A couple with 3 children living in Brighton in private rented accommodation for instance will only get 50 per week towards a rent which is usually set at least at the Local Housing Allowance level of 230 pw.
This means that 180 has to be found from 334 of benefits ( which are set at a level that even this government believes is the minimum amount required to afford essentials, not including
housing costs) leaving 154 pw for a couple and 3 children to live on, less than half of this minimum amount.
But even in Derbyshire, where rents are lower, the impact is huge, with such a family likely to be contributing up to 100 towards a private sector rent and not even having enough Housing Benefit to cover a council or housing association home , even if they all squeezed into a one bedroom flat!

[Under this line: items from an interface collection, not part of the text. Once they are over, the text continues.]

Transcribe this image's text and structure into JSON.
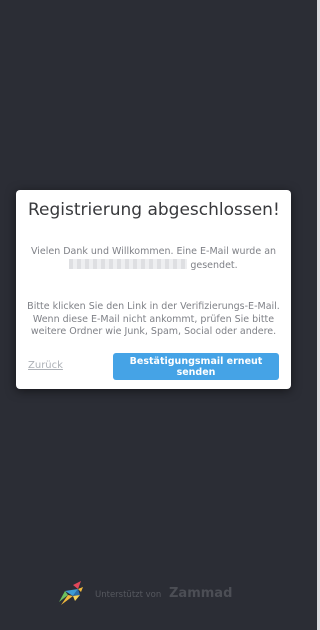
{
  "dialog": {
    "title": "Registrierung abgeschlossen!",
    "message_before_email": "Vielen Dank und Willkommen. Eine E-Mail wurde an",
    "message_after_email": "gesendet.",
    "instructions": "Bitte klicken Sie den Link in der Verifizierungs-E-Mail. Wenn diese E-Mail nicht ankommt, prüfen Sie bitte weitere Ordner wie Junk, Spam, Social oder andere.",
    "back_label": "Zurück",
    "resend_label": "Bestätigungsmail erneut senden"
  },
  "footer": {
    "powered_by": "Unterstützt von",
    "brand": "Zammad",
    "logo_icon": "zammad-bird-icon"
  },
  "colors": {
    "background": "#2b2d35",
    "card": "#ffffff",
    "button": "#45a3e6",
    "muted_text": "#7f8187"
  }
}
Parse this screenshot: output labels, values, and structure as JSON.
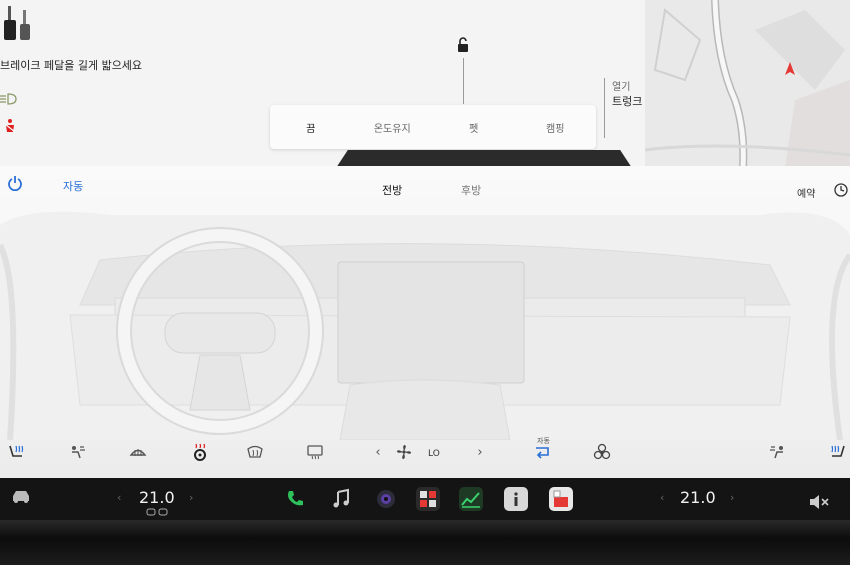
{
  "status": {
    "brake_message": "브레이크 페달을 길게 밟으세요",
    "icons": [
      "pedal-icon",
      "headlight-icon",
      "seatbelt-warning-icon",
      "lock-icon"
    ]
  },
  "trunk": {
    "action": "열기",
    "label": "트렁크"
  },
  "modes": [
    {
      "label": "끔",
      "active": true
    },
    {
      "label": "온도유지",
      "active": false
    },
    {
      "label": "펫",
      "active": false
    },
    {
      "label": "캠핑",
      "active": false
    }
  ],
  "climate": {
    "auto_label": "자동",
    "tabs": {
      "front": "전방",
      "rear": "후방"
    },
    "schedule_label": "예약",
    "fan_speed": "LO",
    "recirc_label": "자동"
  },
  "dock": {
    "driver_temp": "21.0",
    "passenger_temp": "21.0"
  },
  "colors": {
    "accent": "#2a6fd6",
    "warning": "#e02020",
    "nav_arrow": "#e53935"
  }
}
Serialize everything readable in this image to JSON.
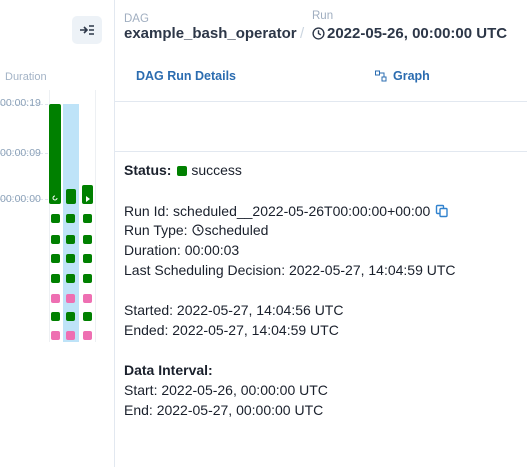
{
  "grid": {
    "duration_header": "Duration",
    "ticks": [
      "00:00:19",
      "00:00:09",
      "00:00:00"
    ],
    "success_color": "#008000",
    "up_for_retry_color": "#ee6fb2",
    "selected_run_color": "#bee3f8",
    "collapse_icon": "collapse-arrow-icon"
  },
  "breadcrumb": {
    "dag_label": "DAG",
    "dag_id": "example_bash_operator",
    "separator": "/",
    "run_label": "Run",
    "run_id": "2022-05-26, 00:00:00 UTC"
  },
  "tabs": {
    "details": "DAG Run Details",
    "graph": "Graph"
  },
  "details": {
    "status_label": "Status:",
    "status_value": "success",
    "run_id": "Run Id: scheduled__2022-05-26T00:00:00+00:00",
    "run_type_prefix": "Run Type: ",
    "run_type_value": "scheduled",
    "duration": "Duration: 00:00:03",
    "last_scheduling": "Last Scheduling Decision: 2022-05-27, 14:04:59 UTC",
    "started": "Started: 2022-05-27, 14:04:56 UTC",
    "ended": "Ended: 2022-05-27, 14:04:59 UTC",
    "data_interval_title": "Data Interval:",
    "interval_start": "Start: 2022-05-26, 00:00:00 UTC",
    "interval_end": "End: 2022-05-27, 00:00:00 UTC"
  }
}
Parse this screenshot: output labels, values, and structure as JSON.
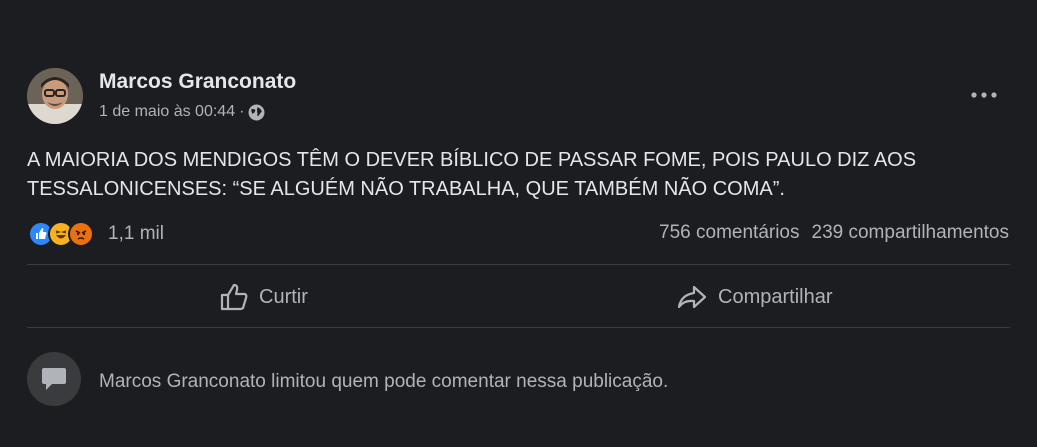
{
  "post": {
    "author": "Marcos Granconato",
    "timestamp": "1 de maio às 00:44",
    "separator": "·",
    "audience_icon": "globe-icon",
    "more_icon": "more-options-icon",
    "text_line1": "A MAIORIA DOS MENDIGOS TÊM O DEVER BÍBLICO DE PASSAR FOME, POIS PAULO DIZ AOS",
    "text_line2": "TESSALONICENSES: “SE ALGUÉM NÃO TRABALHA, QUE TAMBÉM NÃO COMA”."
  },
  "reactions": {
    "icons": [
      "like-icon",
      "haha-icon",
      "angry-icon"
    ],
    "count": "1,1 mil",
    "colors": {
      "like": "#2d88ff",
      "haha": "#f7b125",
      "angry": "#e9710f"
    }
  },
  "stats": {
    "comments": "756 comentários",
    "shares": "239 compartilhamentos"
  },
  "actions": {
    "like_label": "Curtir",
    "share_label": "Compartilhar"
  },
  "notice": {
    "text": "Marcos Granconato limitou quem pode comentar nessa publicação."
  }
}
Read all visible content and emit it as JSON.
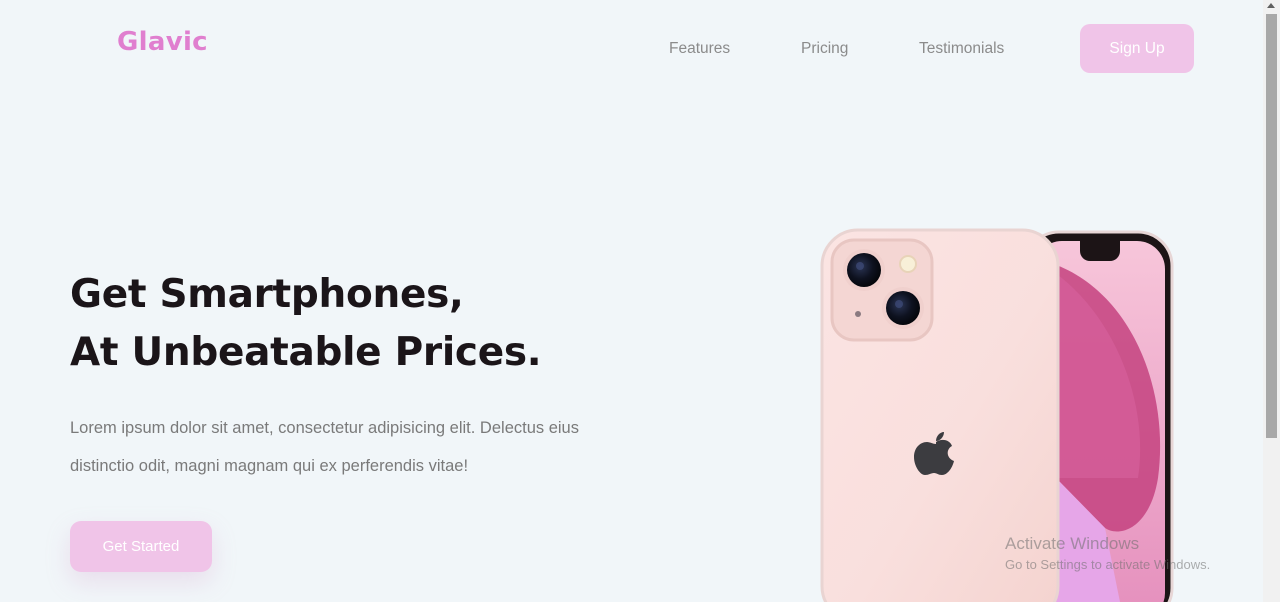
{
  "header": {
    "logo": "Glavic",
    "nav": [
      "Features",
      "Pricing",
      "Testimonials"
    ],
    "signup_label": "Sign Up"
  },
  "hero": {
    "headline_line1": "Get Smartphones,",
    "headline_line2": "At Unbeatable Prices.",
    "description": "Lorem ipsum dolor sit amet, consectetur adipisicing elit. Delectus eius distinctio odit, magni magnam qui ex perferendis vitae!",
    "cta_label": "Get Started"
  },
  "watermark": {
    "line1": "Activate Windows",
    "line2": "Go to Settings to activate Windows."
  },
  "colors": {
    "background": "#f1f6f9",
    "brand": "#e07fcf",
    "button": "#f0c4e8",
    "heading": "#1b1519",
    "body_text": "#7a7a7a"
  },
  "icons": [
    "apple-logo-icon",
    "scroll-up-arrow-icon"
  ]
}
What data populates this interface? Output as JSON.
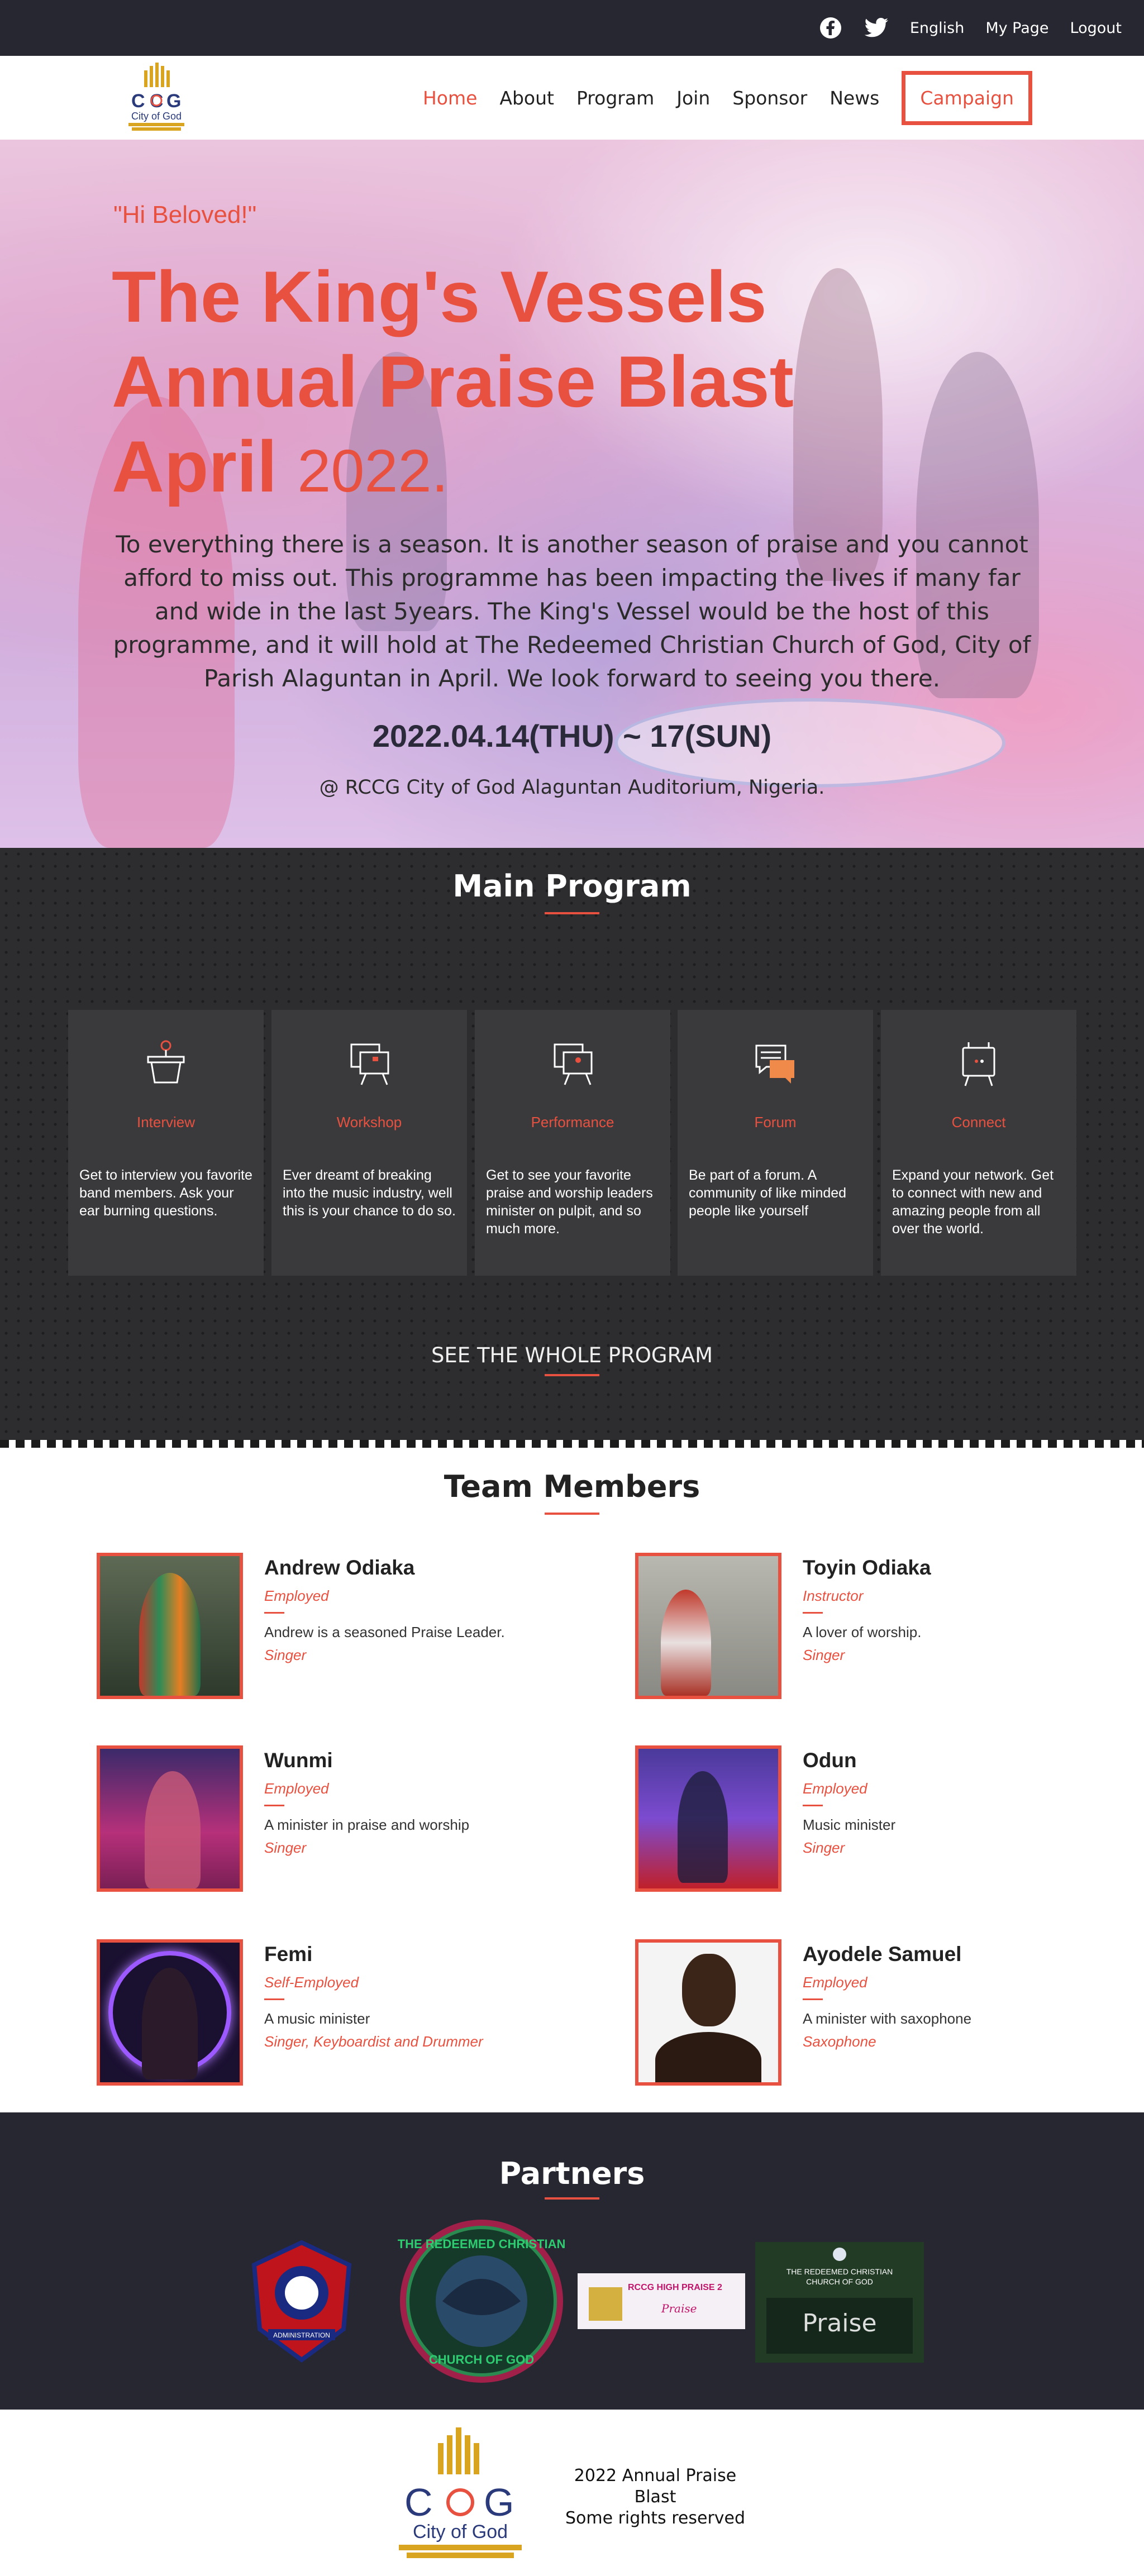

The Benefit Cap must be strongly opposed on grounds of social justice but also because it makes no economic sense. Families will have to choose between eating and paying the rent, and many are likely to be made homeless as a consequence. They will then become the responsibility of cash strapped local councils to provide emergency accommodation, local councils which will have to implement the cap and are likely to take the blame for something over which they have no
Perhaps such families , who have chosen to feed and cloth their children rather than pay the rent , will be declared intentionally homeless and not entitled to assistance, in which case children will presumably end up in care at even greater expense and often with disastrous outcomes.
The main intention is probably not to save money but rather to scapegoat the unemployed , to divide those in work from those looking for it or not well enough to do so. The whole thing is based on the lie that it is easy to stay on welfare with a higher income than those in work when the reality is that a family of five earning 20,000 a year in employment is also dependent on benefits ( Child
Benefit Tax Credit and Housing Benefit) to survive.
The Green Party is determined to oppose such scapegoating, and is pleased that at least a minority of Labour MP, were prepared to join Caroline and other opposition MPs in voting against the bill , breaking the whip to do so. We will work with members of all parties and of none to oppose this dreadful government, which is anxious to ensure the continued and growing prosperity
of the rich at the expense of the rest of us.
Join us in the fight for the common good.
There is more wealth than ever in this country.
It is just in the wrong hands.